Stored items from a collection
*** Begin section ***

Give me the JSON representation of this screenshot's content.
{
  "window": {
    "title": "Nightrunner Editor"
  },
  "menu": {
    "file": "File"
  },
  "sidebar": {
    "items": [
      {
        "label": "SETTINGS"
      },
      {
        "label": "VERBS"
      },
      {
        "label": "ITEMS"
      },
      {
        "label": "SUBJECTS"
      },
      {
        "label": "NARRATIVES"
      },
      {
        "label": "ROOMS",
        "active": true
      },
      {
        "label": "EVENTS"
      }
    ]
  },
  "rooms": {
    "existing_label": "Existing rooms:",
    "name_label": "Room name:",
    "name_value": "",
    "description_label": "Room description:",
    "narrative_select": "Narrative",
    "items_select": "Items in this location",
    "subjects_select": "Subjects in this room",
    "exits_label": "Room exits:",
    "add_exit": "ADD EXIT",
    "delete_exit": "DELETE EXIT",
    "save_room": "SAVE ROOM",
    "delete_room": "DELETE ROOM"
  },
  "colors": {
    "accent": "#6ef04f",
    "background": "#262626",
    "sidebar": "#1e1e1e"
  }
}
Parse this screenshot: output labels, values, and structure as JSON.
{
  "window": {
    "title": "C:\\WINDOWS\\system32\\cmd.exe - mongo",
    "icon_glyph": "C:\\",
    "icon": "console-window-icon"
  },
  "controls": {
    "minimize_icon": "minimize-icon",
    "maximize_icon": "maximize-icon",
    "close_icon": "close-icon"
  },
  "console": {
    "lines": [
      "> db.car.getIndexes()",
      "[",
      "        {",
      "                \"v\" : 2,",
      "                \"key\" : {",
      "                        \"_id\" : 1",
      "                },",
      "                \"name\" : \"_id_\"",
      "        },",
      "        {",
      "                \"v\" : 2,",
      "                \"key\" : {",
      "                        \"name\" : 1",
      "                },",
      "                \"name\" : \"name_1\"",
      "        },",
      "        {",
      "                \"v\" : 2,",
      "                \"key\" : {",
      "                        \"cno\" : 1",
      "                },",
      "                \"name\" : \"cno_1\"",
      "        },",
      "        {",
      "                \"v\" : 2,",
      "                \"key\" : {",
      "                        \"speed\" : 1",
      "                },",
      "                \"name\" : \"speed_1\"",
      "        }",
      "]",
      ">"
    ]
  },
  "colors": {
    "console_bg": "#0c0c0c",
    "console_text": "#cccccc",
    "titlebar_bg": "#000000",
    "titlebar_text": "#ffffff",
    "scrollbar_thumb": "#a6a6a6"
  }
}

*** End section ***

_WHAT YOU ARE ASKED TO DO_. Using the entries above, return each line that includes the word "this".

_PROBLEM SOLUTION_.
Give me the JSON representation of this screenshot's content.
    "items_select": "Items in this location",
    "subjects_select": "Subjects in this room",
Parse this screenshot: output labels, values, and structure as JSON.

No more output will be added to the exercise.